# Freind of mine showed me this 3= 4?

1. Mar 27, 2005

### phEight

what am i missing here? this seems to make sense...

a + b = c

4a - 3a + 4b - 3b = 4c - 3c

4a + 4b - 4c = 3a + 3b - 3c

4(a+b-c) = 3(a+b-c)

4 = 3

2. Mar 27, 2005

### Data

You divided by zero.

You can do it even more simply:

$$a=b$$
$$4a = 3a+b$$
$$4a - 4b = 3a - 3b$$
$$4(a-b) = 3(a-b)$$
$$4=3$$

it's equivalent to saying

$$3 \cdot 0 = 4 \cdot 0 \Longrightarrow 3 = 4$$

which is silly

3. Mar 27, 2005

### tutor69

4(a+b-c) = 3(a+b-c)

This statement can be true only if (a+b-c) = 0

If you try to divide both sides by ( a+b-c) then it becomes 0/0 i.e. indeterminate form of the function. hence 4 is never equal to 3, at least not for a mathematician.

4. Mar 27, 2005

### Data

It's even worse. We KNOW $a+b-c=0$. Note his assumption, $a+b = c$. Just like in my example, where I assume $a=b \Longrightarrow a-b = 0$.

5. Mar 27, 2005

### Alkatran

4(a+b-c) = 3(a+b-c)
4*0 = 3*0
ERROR -> 4*0/0 = 3*0/0
4 = 3

6. Mar 28, 2005

### phEight

Thanks for giving me a more "in depth" look at what is most probably basic mathematics to most of you. I'm still learning. :)

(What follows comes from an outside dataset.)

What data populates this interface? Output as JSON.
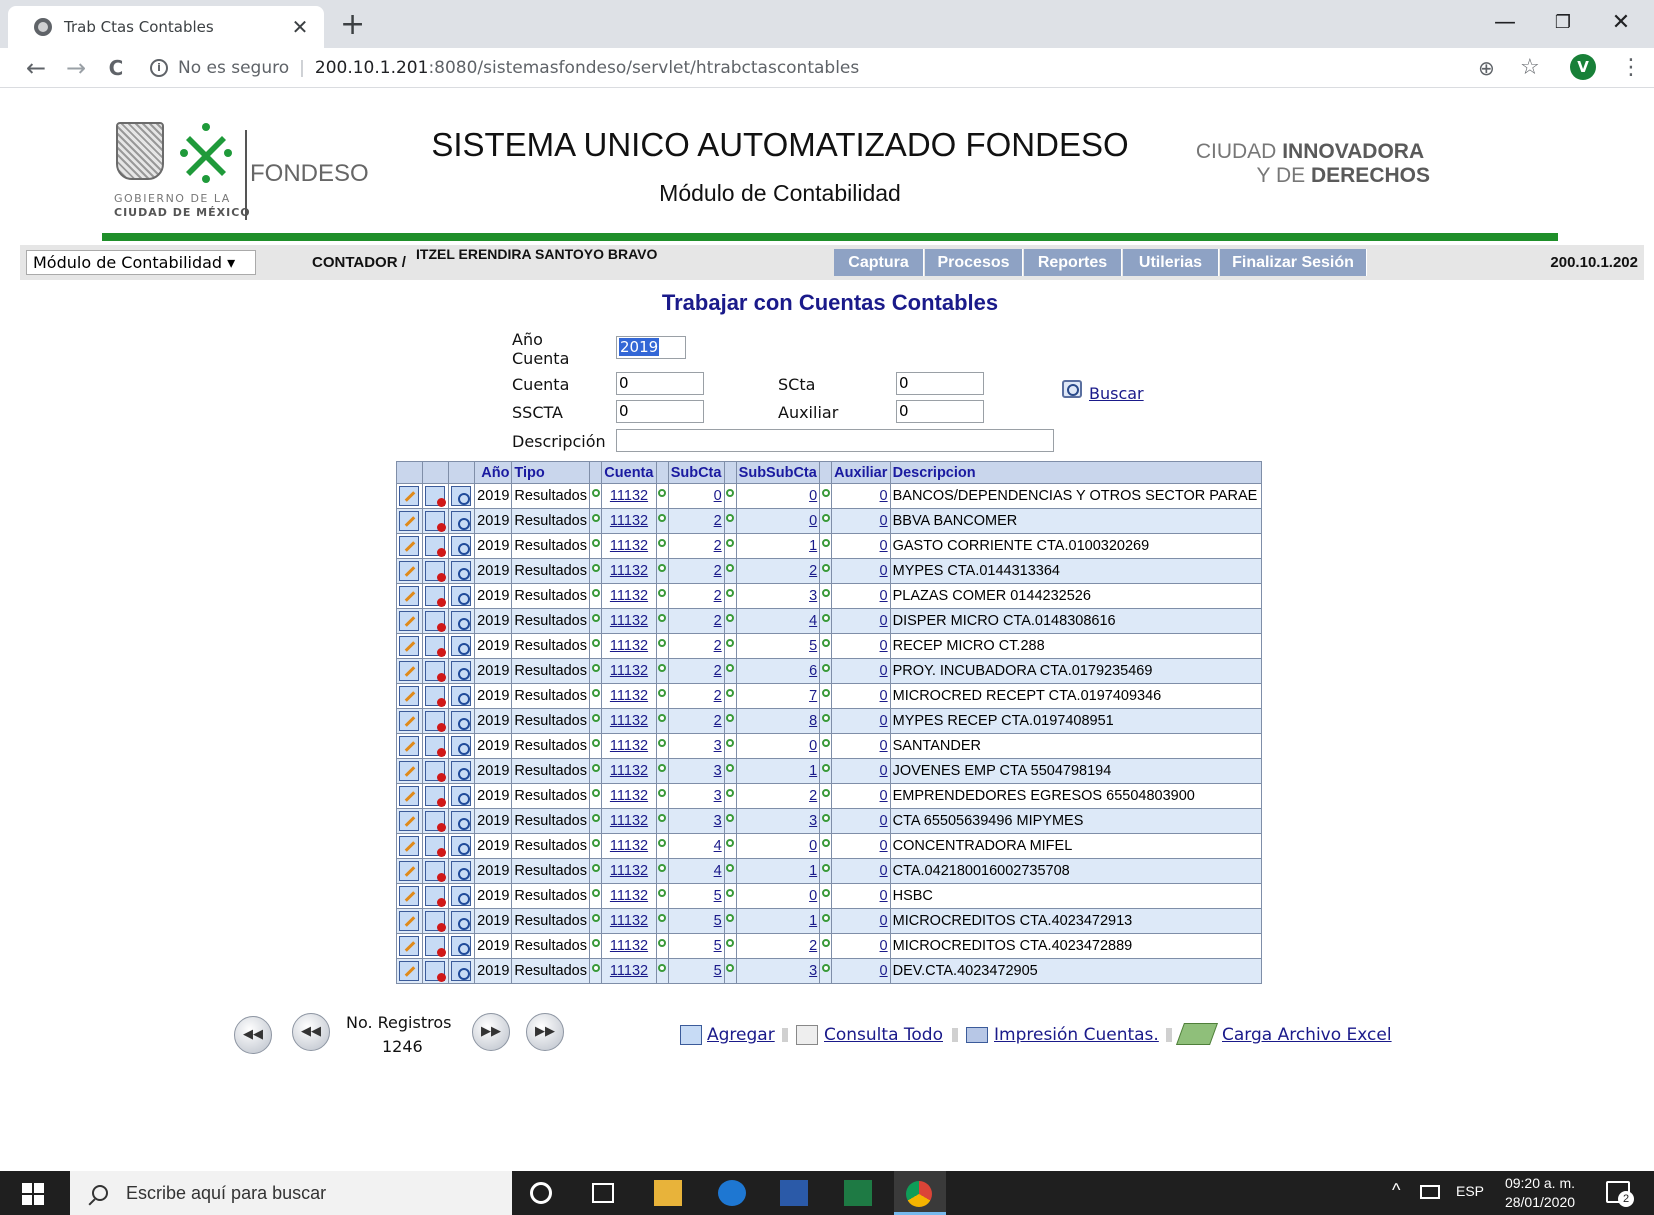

7. Mar 28, 2005

### whozum

We all start somewhere.